Extensively metabolized in the liver and kidneys. It is extensively metabolized by cytochrome P450 isozymes CYP2D6 (major pathway), CYP1A2 and CYP3A4. Approximately 10 to 12 major metabolite have been identified. Hydroxylation at positions 3 and 7 of the phenothiazine nucleus and the N-dimethylaminopropyl side chain undergoes demethylation and is also metabolized to an N-oxide. In urine, 20% of chlopromazine and its metabolites are excreted unconjugated in the urine as unchanged drug, demonomethylchlorpromazine, dedimethylchlorpromazine, their sulfoxide metabolites, and chlorpromazine-N-oxide. The remaining 80% consists of conjugated metabolites, principally O-glucuronides and small amounts of ethereal sulfates of the mono- and dihydroxy-derivatives of chlorpromazine and their sulfoxide metabolites. The major metabolites are the monoglucuronide of N-dedimethylchlorpromazine and 7-hydroxychlorpromazine. Approximately 37% of the administered dose of chlorpromazine is excreted in urine.
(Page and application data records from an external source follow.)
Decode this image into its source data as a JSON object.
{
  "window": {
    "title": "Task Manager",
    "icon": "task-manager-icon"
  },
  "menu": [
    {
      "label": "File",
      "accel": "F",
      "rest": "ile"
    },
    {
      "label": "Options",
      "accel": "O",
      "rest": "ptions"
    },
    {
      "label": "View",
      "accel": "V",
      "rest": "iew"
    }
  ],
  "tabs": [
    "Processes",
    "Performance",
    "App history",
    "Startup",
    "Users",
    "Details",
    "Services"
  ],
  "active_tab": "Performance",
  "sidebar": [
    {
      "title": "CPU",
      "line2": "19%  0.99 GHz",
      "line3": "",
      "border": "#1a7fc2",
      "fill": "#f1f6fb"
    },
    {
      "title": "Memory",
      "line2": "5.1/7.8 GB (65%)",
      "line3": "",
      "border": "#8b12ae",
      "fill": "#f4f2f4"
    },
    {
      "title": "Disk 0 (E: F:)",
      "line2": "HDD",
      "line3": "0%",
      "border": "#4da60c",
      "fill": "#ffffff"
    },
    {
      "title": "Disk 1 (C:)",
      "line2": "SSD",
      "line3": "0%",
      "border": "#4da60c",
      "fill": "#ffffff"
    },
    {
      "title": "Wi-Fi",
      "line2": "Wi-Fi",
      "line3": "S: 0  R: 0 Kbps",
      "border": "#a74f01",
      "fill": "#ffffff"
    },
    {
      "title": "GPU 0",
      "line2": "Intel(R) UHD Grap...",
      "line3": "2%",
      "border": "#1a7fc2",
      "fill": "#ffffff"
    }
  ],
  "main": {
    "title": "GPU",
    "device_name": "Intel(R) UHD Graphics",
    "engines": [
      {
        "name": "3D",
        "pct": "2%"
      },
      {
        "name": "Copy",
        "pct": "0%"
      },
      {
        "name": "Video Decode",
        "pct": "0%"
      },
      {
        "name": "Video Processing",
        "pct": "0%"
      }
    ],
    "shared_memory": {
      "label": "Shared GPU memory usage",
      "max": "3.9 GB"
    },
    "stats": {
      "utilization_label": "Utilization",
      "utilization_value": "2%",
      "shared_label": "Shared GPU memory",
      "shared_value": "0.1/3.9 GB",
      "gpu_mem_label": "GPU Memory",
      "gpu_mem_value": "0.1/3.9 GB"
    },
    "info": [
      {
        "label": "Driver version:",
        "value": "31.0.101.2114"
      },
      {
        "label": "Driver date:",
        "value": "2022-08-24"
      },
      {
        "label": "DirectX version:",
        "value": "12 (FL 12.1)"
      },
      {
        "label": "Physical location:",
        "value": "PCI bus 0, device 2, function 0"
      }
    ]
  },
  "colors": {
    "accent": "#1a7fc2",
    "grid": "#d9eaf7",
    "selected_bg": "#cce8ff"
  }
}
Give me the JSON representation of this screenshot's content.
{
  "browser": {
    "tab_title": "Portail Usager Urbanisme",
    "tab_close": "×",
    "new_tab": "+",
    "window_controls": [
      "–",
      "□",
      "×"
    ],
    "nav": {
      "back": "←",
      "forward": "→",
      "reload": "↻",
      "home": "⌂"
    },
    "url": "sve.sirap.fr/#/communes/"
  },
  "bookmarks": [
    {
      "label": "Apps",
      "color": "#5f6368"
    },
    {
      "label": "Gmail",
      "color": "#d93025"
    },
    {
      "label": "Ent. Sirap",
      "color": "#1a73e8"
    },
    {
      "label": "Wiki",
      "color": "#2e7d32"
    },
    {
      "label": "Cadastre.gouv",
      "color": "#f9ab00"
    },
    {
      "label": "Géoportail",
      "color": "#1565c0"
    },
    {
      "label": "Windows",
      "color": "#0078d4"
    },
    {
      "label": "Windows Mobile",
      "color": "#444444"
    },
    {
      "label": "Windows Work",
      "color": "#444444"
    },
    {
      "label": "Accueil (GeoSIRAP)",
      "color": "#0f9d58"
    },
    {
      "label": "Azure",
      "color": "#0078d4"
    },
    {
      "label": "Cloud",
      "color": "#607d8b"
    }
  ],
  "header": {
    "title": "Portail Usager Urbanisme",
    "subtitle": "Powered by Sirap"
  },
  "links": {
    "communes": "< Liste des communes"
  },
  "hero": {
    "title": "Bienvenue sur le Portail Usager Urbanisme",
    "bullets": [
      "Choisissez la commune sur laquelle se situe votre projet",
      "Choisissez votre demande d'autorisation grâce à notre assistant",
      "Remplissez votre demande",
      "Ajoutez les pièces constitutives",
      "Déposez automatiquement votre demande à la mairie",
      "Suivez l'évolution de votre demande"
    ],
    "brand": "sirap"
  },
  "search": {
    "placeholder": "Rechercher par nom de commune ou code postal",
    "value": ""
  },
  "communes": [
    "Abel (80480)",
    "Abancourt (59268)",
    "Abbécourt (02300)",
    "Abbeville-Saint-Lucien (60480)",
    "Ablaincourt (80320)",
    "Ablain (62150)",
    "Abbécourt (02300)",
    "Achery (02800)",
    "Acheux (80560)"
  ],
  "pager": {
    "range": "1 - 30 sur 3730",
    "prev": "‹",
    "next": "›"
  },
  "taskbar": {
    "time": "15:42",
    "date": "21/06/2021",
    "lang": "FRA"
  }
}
LD 50 =350 mg/kg (in mice). Symptoms of overdose include abnormally low blood pressure, confusion, convulsions, dilated pupils and other eye problems, disturbed concentration, drowsiness, hallucinations, impaired heart function, rapid or irregular heartbeat, reduced body temperature, stupor, and unresponsiveness or coma. Side effects include: sedation, hypotension, blurred vision, dry mouth, constipation, urinary retention, postural hypotension, tachycardia, hypertension, ECG changes, heart failure, impaired memory and delirium, and precipitation of hypomanic or manic episodes in bipolar depression. Withdrawal symptoms include gastrointestinal disturbances, anxiety, and insomnia.